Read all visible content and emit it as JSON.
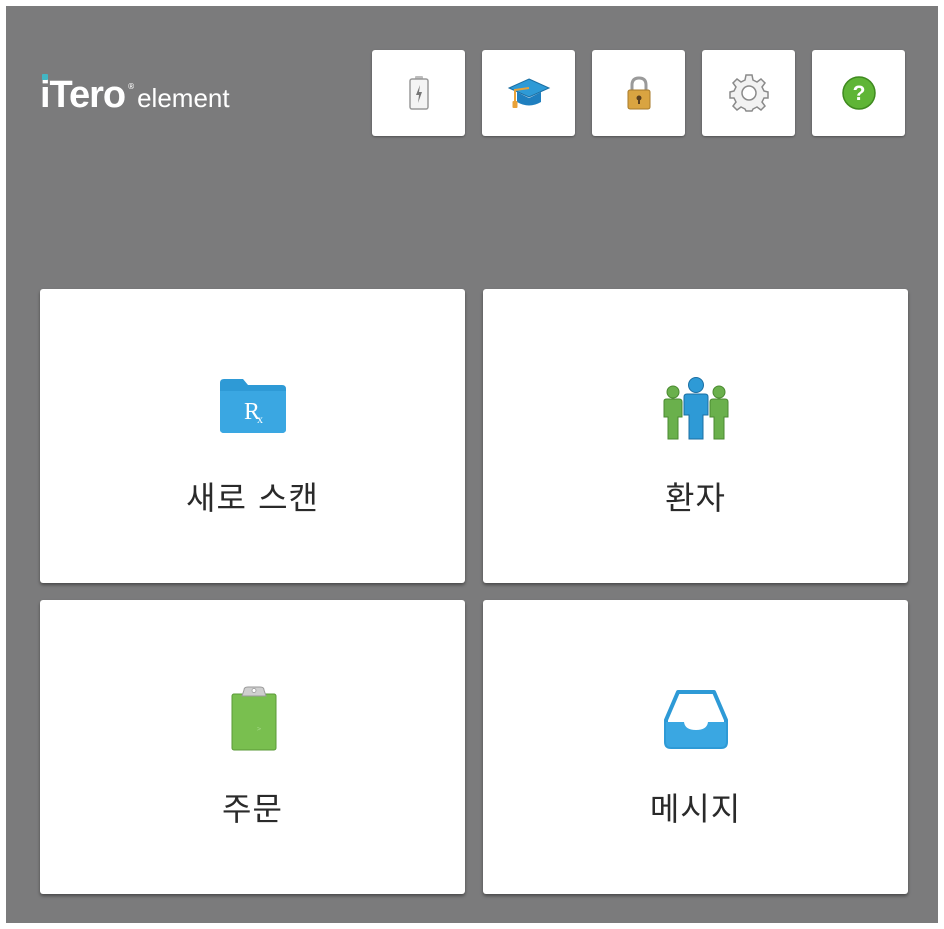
{
  "logo": {
    "main": "iTero",
    "registered": "®",
    "sub": "element"
  },
  "toolbar": {
    "buttons": [
      {
        "name": "battery",
        "icon": "battery-icon"
      },
      {
        "name": "learning-center",
        "icon": "graduation-cap-icon"
      },
      {
        "name": "lock",
        "icon": "padlock-icon"
      },
      {
        "name": "settings",
        "icon": "gear-icon"
      },
      {
        "name": "help",
        "icon": "question-mark-icon",
        "glyph": "?"
      }
    ]
  },
  "tiles": {
    "new_scan": {
      "label": "새로 스캔",
      "icon": "rx-folder-icon",
      "icon_text": "R",
      "icon_sub": "x"
    },
    "patients": {
      "label": "환자",
      "icon": "people-icon"
    },
    "orders": {
      "label": "주문",
      "icon": "clipboard-icon"
    },
    "messages": {
      "label": "메시지",
      "icon": "inbox-tray-icon"
    }
  },
  "colors": {
    "background": "#7b7b7c",
    "tile": "#ffffff",
    "accent_blue": "#2e9ad6",
    "accent_green": "#6ab04c",
    "logo_dot": "#41b6c4"
  }
}
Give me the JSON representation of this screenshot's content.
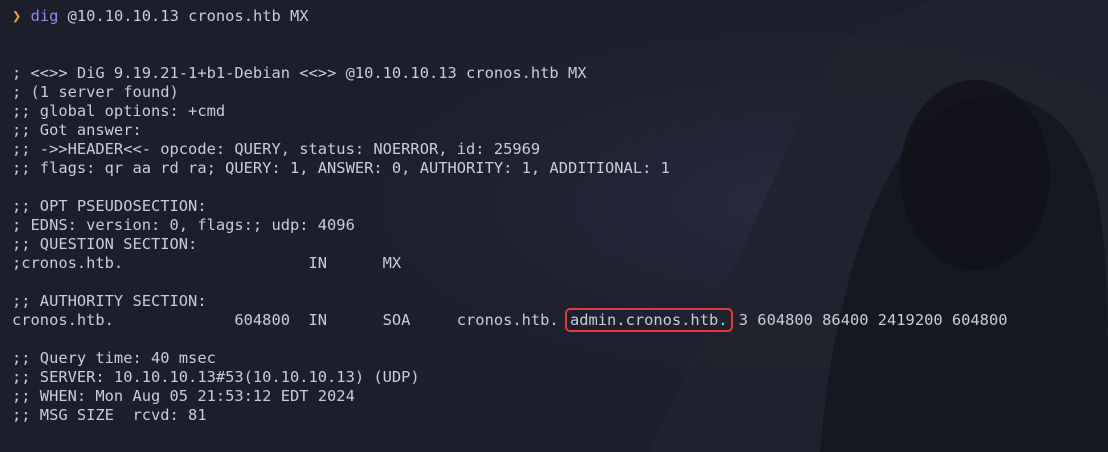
{
  "prompt": {
    "symbol": "❯",
    "command": "dig",
    "args": " @10.10.10.13 cronos.htb MX"
  },
  "output": {
    "l1": "; <<>> DiG 9.19.21-1+b1-Debian <<>> @10.10.10.13 cronos.htb MX",
    "l2": "; (1 server found)",
    "l3": ";; global options: +cmd",
    "l4": ";; Got answer:",
    "l5": ";; ->>HEADER<<- opcode: QUERY, status: NOERROR, id: 25969",
    "l6": ";; flags: qr aa rd ra; QUERY: 1, ANSWER: 0, AUTHORITY: 1, ADDITIONAL: 1",
    "l7": ";; OPT PSEUDOSECTION:",
    "l8": "; EDNS: version: 0, flags:; udp: 4096",
    "l9": ";; QUESTION SECTION:",
    "l10": ";cronos.htb.                    IN      MX",
    "l11": ";; AUTHORITY SECTION:",
    "soa_prefix": "cronos.htb.             604800  IN      SOA     cronos.htb. ",
    "soa_highlight": "admin.cronos.htb.",
    "soa_suffix": " 3 604800 86400 2419200 604800",
    "l12": ";; Query time: 40 msec",
    "l13": ";; SERVER: 10.10.10.13#53(10.10.10.13) (UDP)",
    "l14": ";; WHEN: Mon Aug 05 21:53:12 EDT 2024",
    "l15": ";; MSG SIZE  rcvd: 81"
  },
  "colors": {
    "background": "#1c1e2c",
    "text": "#c9ccd6",
    "prompt_arrow": "#f0a030",
    "command": "#9a86e8",
    "highlight_box": "#e4383c"
  }
}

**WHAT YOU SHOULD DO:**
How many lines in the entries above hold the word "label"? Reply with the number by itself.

**COMPLETED EXERCISE:**
4